- **Work instruction**: For these records, count the lines containing the word "jiraqpalette" and respond with the number alone.

--- Information ---

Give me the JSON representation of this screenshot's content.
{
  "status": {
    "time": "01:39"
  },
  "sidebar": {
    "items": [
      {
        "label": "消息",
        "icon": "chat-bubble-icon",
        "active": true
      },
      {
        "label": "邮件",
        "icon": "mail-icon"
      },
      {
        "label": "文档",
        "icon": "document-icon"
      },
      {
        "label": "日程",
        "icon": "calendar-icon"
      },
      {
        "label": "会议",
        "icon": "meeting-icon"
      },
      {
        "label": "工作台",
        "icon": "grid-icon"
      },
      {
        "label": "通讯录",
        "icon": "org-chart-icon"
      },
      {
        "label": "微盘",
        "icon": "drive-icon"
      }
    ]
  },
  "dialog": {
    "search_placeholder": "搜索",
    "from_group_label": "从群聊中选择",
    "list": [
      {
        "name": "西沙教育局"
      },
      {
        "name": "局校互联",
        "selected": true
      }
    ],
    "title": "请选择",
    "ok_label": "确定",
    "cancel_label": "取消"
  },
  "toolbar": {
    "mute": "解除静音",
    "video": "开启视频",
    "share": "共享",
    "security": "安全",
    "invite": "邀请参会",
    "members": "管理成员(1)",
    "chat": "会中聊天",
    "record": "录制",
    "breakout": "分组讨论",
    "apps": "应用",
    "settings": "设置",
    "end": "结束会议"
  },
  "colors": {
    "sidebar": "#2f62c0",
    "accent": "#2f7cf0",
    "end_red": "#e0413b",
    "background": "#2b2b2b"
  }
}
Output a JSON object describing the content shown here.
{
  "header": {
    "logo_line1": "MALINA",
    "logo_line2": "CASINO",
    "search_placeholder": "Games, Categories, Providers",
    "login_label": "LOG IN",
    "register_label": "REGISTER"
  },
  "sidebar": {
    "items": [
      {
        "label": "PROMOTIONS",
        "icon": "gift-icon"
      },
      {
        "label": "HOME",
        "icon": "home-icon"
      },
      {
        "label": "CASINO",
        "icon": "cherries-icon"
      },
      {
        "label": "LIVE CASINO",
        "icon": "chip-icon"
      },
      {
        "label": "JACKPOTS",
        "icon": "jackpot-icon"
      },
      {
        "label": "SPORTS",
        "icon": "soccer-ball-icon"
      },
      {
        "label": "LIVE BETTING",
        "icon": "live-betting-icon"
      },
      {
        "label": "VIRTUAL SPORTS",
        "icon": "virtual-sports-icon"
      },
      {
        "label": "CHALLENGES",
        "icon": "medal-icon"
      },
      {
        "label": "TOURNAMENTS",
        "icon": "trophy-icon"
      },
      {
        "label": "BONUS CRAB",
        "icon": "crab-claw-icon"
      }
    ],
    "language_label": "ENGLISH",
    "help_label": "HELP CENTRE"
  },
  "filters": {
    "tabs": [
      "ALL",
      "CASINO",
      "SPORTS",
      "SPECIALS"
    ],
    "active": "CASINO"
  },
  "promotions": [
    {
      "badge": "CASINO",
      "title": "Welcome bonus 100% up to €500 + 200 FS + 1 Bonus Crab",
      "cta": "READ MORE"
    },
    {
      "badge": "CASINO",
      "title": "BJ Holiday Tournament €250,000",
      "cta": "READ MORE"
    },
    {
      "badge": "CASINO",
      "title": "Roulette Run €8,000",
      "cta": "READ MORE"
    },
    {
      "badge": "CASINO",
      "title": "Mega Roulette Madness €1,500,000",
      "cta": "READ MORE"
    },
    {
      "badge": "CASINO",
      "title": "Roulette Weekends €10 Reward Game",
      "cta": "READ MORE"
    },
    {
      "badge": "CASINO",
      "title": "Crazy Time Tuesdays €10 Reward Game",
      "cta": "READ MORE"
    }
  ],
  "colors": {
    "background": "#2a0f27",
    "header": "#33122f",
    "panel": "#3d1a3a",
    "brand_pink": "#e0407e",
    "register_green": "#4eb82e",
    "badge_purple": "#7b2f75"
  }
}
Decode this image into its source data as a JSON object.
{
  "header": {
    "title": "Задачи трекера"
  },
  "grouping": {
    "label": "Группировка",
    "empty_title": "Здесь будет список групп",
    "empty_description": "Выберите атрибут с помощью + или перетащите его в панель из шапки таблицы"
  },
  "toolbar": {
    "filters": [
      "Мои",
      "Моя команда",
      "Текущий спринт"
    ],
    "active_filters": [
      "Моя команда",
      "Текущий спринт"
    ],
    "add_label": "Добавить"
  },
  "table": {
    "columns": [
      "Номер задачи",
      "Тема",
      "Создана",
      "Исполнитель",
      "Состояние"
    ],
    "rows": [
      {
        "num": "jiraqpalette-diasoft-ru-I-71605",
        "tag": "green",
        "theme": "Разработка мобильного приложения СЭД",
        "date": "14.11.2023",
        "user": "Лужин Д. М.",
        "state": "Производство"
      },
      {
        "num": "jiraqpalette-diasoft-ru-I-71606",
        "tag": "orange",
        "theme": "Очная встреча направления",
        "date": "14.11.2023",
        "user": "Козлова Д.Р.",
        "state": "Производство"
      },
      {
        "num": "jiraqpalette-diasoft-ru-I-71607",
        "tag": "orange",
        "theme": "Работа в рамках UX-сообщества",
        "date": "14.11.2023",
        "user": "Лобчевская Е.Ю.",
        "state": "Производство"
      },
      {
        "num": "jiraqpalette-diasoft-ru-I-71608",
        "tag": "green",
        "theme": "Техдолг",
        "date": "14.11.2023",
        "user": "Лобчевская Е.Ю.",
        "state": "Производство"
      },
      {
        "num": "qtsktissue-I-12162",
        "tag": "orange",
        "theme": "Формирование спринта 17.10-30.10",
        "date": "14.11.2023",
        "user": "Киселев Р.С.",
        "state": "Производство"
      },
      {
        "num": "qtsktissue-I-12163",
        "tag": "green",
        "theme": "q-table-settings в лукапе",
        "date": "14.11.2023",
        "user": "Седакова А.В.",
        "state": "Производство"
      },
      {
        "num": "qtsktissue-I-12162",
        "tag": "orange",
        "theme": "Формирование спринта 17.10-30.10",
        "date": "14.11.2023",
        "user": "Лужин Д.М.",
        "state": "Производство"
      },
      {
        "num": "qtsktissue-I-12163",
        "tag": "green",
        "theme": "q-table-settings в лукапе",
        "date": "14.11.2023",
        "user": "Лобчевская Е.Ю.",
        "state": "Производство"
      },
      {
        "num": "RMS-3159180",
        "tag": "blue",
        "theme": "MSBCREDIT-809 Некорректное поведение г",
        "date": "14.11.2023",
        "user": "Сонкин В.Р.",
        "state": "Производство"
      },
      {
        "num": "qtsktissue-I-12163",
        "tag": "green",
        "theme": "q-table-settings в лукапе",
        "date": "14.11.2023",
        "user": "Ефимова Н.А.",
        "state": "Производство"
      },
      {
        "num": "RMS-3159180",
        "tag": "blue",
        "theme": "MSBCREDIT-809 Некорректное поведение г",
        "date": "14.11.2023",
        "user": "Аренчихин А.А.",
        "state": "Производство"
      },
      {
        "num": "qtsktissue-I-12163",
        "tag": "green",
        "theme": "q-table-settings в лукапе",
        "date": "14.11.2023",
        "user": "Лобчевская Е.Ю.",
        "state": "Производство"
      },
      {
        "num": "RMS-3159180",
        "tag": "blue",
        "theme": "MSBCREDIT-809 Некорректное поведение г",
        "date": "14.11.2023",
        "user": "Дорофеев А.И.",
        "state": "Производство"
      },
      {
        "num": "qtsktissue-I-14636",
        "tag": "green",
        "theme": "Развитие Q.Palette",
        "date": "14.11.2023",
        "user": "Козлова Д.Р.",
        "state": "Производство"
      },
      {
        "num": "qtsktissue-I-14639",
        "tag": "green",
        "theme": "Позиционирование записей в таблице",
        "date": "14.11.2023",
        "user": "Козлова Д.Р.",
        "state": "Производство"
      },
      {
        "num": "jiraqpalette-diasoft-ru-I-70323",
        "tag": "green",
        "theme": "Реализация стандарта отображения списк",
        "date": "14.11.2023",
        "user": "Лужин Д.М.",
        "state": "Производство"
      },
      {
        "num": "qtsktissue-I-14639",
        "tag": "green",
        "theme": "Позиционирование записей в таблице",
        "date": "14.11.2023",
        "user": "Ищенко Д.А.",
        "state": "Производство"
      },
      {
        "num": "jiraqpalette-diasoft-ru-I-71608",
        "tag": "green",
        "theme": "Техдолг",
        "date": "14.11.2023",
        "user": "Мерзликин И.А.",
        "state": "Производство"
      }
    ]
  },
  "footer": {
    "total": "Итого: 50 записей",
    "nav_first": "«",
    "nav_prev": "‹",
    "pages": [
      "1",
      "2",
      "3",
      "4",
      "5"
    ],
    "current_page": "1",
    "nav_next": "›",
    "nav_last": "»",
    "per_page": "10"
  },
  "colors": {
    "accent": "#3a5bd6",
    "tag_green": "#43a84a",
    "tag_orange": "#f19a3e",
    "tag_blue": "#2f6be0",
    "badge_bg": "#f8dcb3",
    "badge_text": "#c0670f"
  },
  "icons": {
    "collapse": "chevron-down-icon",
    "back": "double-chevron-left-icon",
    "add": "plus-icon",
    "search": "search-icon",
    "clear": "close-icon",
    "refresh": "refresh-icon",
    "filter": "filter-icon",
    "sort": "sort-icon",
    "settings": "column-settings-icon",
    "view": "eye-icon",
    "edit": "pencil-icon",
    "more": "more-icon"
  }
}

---

- **Response**: 6